Data records for software interfaces
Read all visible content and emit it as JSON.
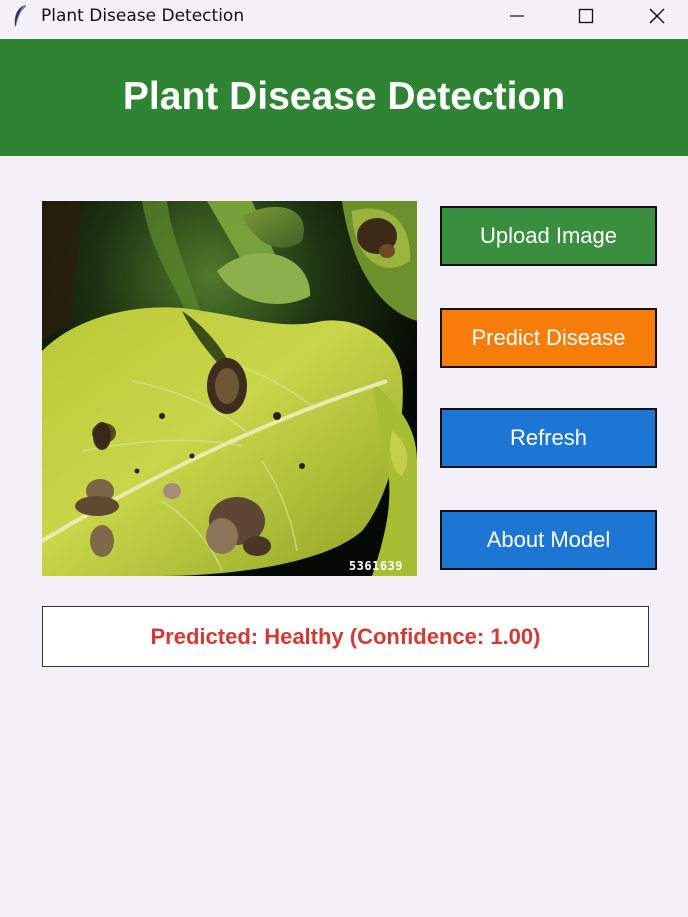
{
  "window": {
    "title": "Plant Disease Detection",
    "icon": "feather-icon",
    "controls": [
      "minimize-icon",
      "maximize-icon",
      "close-icon"
    ]
  },
  "header": {
    "title": "Plant Disease Detection",
    "background": "#2f8434"
  },
  "image": {
    "overlay_number": "5361639"
  },
  "buttons": {
    "upload": {
      "label": "Upload Image",
      "color": "#3a8f3e"
    },
    "predict": {
      "label": "Predict Disease",
      "color": "#f77d0b"
    },
    "refresh": {
      "label": "Refresh",
      "color": "#1d76d4"
    },
    "about": {
      "label": "About Model",
      "color": "#1d76d4"
    }
  },
  "result": {
    "text": "Predicted: Healthy (Confidence: 1.00)",
    "color": "#d23b35"
  }
}
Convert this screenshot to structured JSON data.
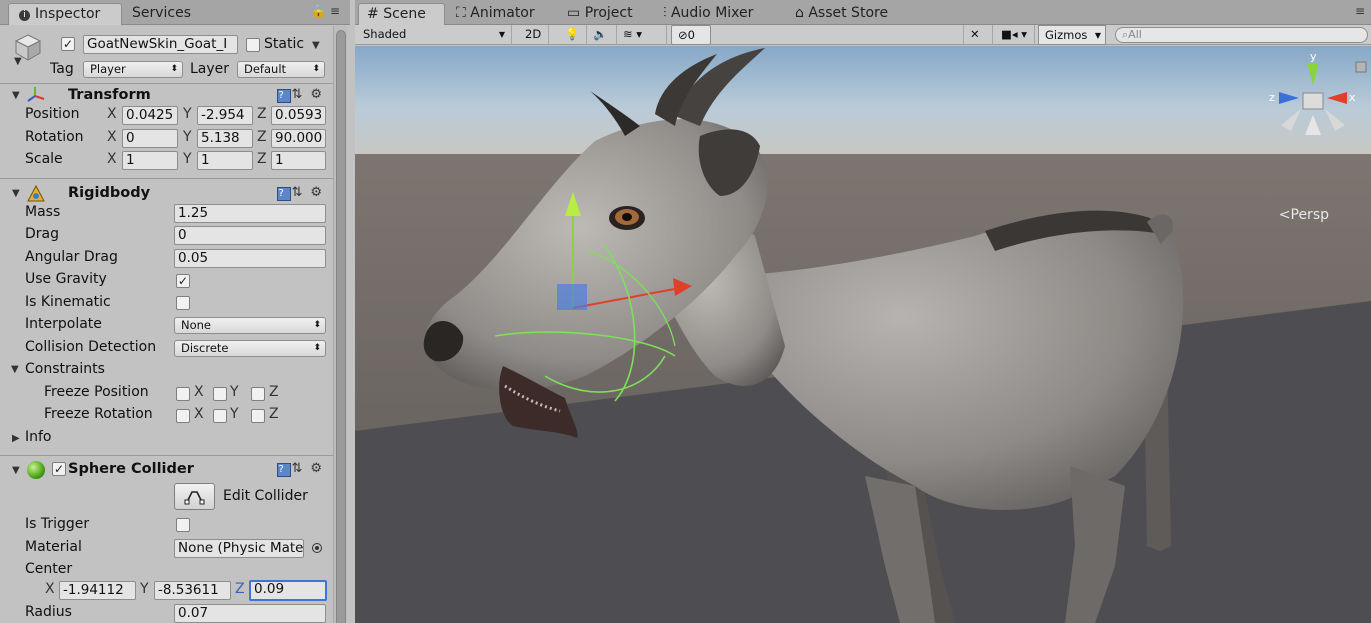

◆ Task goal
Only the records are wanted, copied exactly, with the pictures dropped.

◆ Answer below
Read all visible content and emit it as JSON.
{
  "window": {
    "title": "Plant Disease Detection",
    "icon": "feather-icon",
    "controls": [
      "minimize-icon",
      "maximize-icon",
      "close-icon"
    ]
  },
  "header": {
    "title": "Plant Disease Detection",
    "background": "#2f8434"
  },
  "image": {
    "overlay_number": "5361639"
  },
  "buttons": {
    "upload": {
      "label": "Upload Image",
      "color": "#3a8f3e"
    },
    "predict": {
      "label": "Predict Disease",
      "color": "#f77d0b"
    },
    "refresh": {
      "label": "Refresh",
      "color": "#1d76d4"
    },
    "about": {
      "label": "About Model",
      "color": "#1d76d4"
    }
  },
  "result": {
    "text": "Predicted: Healthy (Confidence: 1.00)",
    "color": "#d23b35"
  }
}
Convert this screenshot to structured JSON data.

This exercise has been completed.